Requirement
Exact copies of all the entries are required, and no pictures should appear in them.

Data about app and page elements

----

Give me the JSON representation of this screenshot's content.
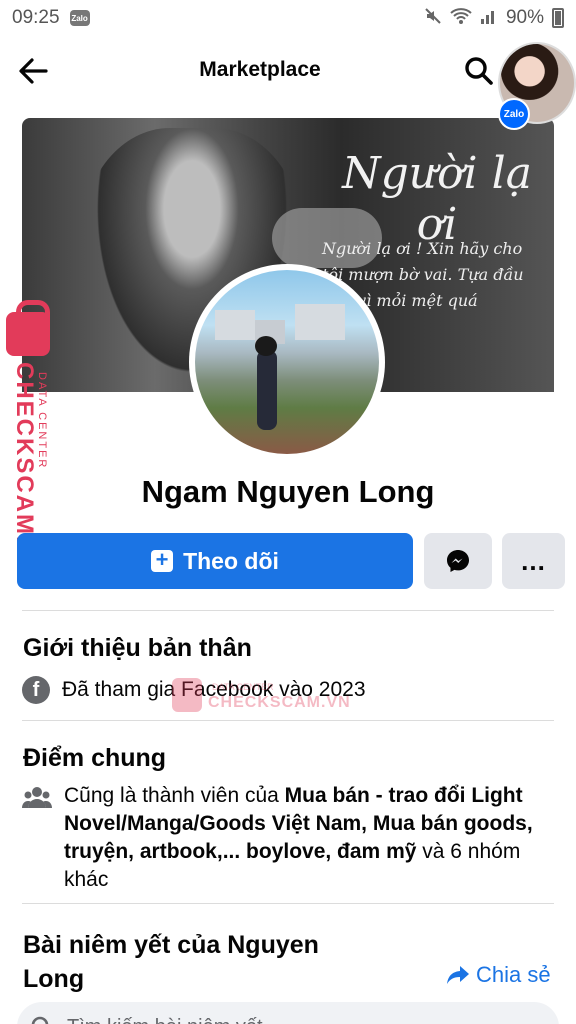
{
  "status_bar": {
    "time": "09:25",
    "left_app_icon": "Zalo",
    "battery": "90%"
  },
  "header": {
    "title": "Marketplace"
  },
  "chat_bubble": {
    "badge": "Zalo"
  },
  "cover": {
    "title": "Người lạ ơi",
    "lines": [
      "Người lạ ơi ! Xin hãy cho",
      "tôi mượn bờ vai. Tựa đầu",
      "ngã vì mỏi mệt quá"
    ]
  },
  "watermark": {
    "brand": "CHECKSCAM.VN",
    "sub": "DATA CENTER"
  },
  "profile": {
    "name": "Ngam Nguyen Long"
  },
  "actions": {
    "follow_label": "Theo dõi",
    "more_label": "..."
  },
  "about": {
    "title": "Giới thiệu bản thân",
    "joined": "Đã tham gia Facebook vào 2023"
  },
  "common": {
    "title": "Điểm chung",
    "prefix": "Cũng là thành viên của ",
    "groups": "Mua bán - trao đổi Light Novel/Manga/Goods Việt Nam, Mua bán goods, truyện, artbook,... boylove, đam mỹ",
    "suffix": " và 6 nhóm khác"
  },
  "listings": {
    "title": "Bài niêm yết của Nguyen Long",
    "share_label": "Chia sẻ",
    "search_placeholder": "Tìm kiếm bài niêm yết"
  },
  "colors": {
    "primary": "#1b74e4",
    "watermark": "#e23b5a",
    "button_gray": "#e4e6eb"
  }
}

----

Task answer
Give me the JSON representation of this screenshot's content.
{
  "status_bar": {
    "time": "09:25",
    "left_app_icon": "Zalo",
    "battery": "90%"
  },
  "header": {
    "title": "Marketplace"
  },
  "chat_bubble": {
    "badge": "Zalo"
  },
  "cover": {
    "title": "Người lạ ơi",
    "lines": [
      "Người lạ ơi ! Xin hãy cho",
      "tôi mượn bờ vai. Tựa đầu",
      "ngã vì mỏi mệt quá"
    ]
  },
  "watermark": {
    "brand": "CHECKSCAM.VN",
    "sub": "DATA CENTER"
  },
  "profile": {
    "name": "Ngam Nguyen Long"
  },
  "actions": {
    "follow_label": "Theo dõi",
    "more_label": "..."
  },
  "about": {
    "title": "Giới thiệu bản thân",
    "joined": "Đã tham gia Facebook vào 2023"
  },
  "common": {
    "title": "Điểm chung",
    "prefix": "Cũng là thành viên của ",
    "groups": "Mua bán - trao đổi Light Novel/Manga/Goods Việt Nam, Mua bán goods, truyện, artbook,... boylove, đam mỹ",
    "suffix": " và 6 nhóm khác"
  },
  "listings": {
    "title": "Bài niêm yết của Nguyen Long",
    "share_label": "Chia sẻ",
    "search_placeholder": "Tìm kiếm bài niêm yết"
  },
  "colors": {
    "primary": "#1b74e4",
    "watermark": "#e23b5a",
    "button_gray": "#e4e6eb"
  }
}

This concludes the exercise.